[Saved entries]
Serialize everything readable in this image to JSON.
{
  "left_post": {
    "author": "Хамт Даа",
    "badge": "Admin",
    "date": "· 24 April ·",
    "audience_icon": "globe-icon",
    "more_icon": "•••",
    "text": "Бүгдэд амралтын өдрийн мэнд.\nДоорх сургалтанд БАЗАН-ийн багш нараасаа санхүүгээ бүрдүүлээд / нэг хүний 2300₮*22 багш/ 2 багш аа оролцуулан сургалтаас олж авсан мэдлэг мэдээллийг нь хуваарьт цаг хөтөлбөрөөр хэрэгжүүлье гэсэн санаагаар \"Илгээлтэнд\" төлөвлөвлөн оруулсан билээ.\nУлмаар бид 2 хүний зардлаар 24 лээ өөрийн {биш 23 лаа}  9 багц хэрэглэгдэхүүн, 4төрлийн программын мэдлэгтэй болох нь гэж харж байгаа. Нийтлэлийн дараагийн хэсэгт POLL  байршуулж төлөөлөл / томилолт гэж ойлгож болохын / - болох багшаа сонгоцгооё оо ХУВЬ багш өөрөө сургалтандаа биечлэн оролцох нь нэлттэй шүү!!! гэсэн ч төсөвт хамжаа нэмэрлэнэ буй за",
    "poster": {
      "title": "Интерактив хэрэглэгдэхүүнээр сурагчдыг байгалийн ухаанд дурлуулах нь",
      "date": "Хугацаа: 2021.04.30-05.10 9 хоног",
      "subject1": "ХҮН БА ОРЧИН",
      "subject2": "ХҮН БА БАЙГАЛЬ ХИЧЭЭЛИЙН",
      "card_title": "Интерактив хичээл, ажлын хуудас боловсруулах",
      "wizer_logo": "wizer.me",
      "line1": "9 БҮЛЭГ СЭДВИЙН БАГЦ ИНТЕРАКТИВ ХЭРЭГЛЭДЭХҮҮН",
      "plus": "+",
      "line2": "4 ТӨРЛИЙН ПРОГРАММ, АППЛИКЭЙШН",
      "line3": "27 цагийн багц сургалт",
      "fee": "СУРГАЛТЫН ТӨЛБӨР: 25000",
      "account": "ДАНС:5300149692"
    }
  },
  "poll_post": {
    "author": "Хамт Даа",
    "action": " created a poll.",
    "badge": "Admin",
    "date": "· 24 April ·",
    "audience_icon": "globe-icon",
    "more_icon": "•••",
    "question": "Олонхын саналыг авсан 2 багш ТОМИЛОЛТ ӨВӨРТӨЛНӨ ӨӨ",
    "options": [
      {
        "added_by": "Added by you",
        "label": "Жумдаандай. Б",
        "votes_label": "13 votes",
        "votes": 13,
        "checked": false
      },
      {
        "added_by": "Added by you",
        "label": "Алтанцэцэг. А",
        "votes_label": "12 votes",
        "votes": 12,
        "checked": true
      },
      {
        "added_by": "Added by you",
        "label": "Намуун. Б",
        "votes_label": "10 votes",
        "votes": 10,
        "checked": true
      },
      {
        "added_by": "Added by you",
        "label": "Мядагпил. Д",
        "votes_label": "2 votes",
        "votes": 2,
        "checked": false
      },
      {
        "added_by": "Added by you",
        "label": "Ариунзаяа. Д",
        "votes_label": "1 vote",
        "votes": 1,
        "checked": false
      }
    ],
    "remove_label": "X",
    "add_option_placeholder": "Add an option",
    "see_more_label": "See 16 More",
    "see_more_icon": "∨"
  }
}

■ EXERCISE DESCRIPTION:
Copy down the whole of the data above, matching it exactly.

■ RESULT OF THIS EXERCISE:
Serialize everything readable in this image to JSON.
{
  "left_post": {
    "author": "Хамт Даа",
    "badge": "Admin",
    "date": "· 24 April ·",
    "audience_icon": "globe-icon",
    "more_icon": "•••",
    "text": "Бүгдэд амралтын өдрийн мэнд.\nДоорх сургалтанд БАЗАН-ийн багш нараасаа санхүүгээ бүрдүүлээд / нэг хүний 2300₮*22 багш/ 2 багш аа оролцуулан сургалтаас олж авсан мэдлэг мэдээллийг нь хуваарьт цаг хөтөлбөрөөр хэрэгжүүлье гэсэн санаагаар \"Илгээлтэнд\" төлөвлөвлөн оруулсан билээ.\nУлмаар бид 2 хүний зардлаар 24 лээ өөрийн {биш 23 лаа}  9 багц хэрэглэгдэхүүн, 4төрлийн программын мэдлэгтэй болох нь гэж харж байгаа. Нийтлэлийн дараагийн хэсэгт POLL  байршуулж төлөөлөл / томилолт гэж ойлгож болохын / - болох багшаа сонгоцгооё оо ХУВЬ багш өөрөө сургалтандаа биечлэн оролцох нь нэлттэй шүү!!! гэсэн ч төсөвт хамжаа нэмэрлэнэ буй за",
    "poster": {
      "title": "Интерактив хэрэглэгдэхүүнээр сурагчдыг байгалийн ухаанд дурлуулах нь",
      "date": "Хугацаа: 2021.04.30-05.10 9 хоног",
      "subject1": "ХҮН БА ОРЧИН",
      "subject2": "ХҮН БА БАЙГАЛЬ ХИЧЭЭЛИЙН",
      "card_title": "Интерактив хичээл, ажлын хуудас боловсруулах",
      "wizer_logo": "wizer.me",
      "line1": "9 БҮЛЭГ СЭДВИЙН БАГЦ ИНТЕРАКТИВ ХЭРЭГЛЭДЭХҮҮН",
      "plus": "+",
      "line2": "4 ТӨРЛИЙН ПРОГРАММ, АППЛИКЭЙШН",
      "line3": "27 цагийн багц сургалт",
      "fee": "СУРГАЛТЫН ТӨЛБӨР: 25000",
      "account": "ДАНС:5300149692"
    }
  },
  "poll_post": {
    "author": "Хамт Даа",
    "action": " created a poll.",
    "badge": "Admin",
    "date": "· 24 April ·",
    "audience_icon": "globe-icon",
    "more_icon": "•••",
    "question": "Олонхын саналыг авсан 2 багш ТОМИЛОЛТ ӨВӨРТӨЛНӨ ӨӨ",
    "options": [
      {
        "added_by": "Added by you",
        "label": "Жумдаандай. Б",
        "votes_label": "13 votes",
        "votes": 13,
        "checked": false
      },
      {
        "added_by": "Added by you",
        "label": "Алтанцэцэг. А",
        "votes_label": "12 votes",
        "votes": 12,
        "checked": true
      },
      {
        "added_by": "Added by you",
        "label": "Намуун. Б",
        "votes_label": "10 votes",
        "votes": 10,
        "checked": true
      },
      {
        "added_by": "Added by you",
        "label": "Мядагпил. Д",
        "votes_label": "2 votes",
        "votes": 2,
        "checked": false
      },
      {
        "added_by": "Added by you",
        "label": "Ариунзаяа. Д",
        "votes_label": "1 vote",
        "votes": 1,
        "checked": false
      }
    ],
    "remove_label": "X",
    "add_option_placeholder": "Add an option",
    "see_more_label": "See 16 More",
    "see_more_icon": "∨"
  }
}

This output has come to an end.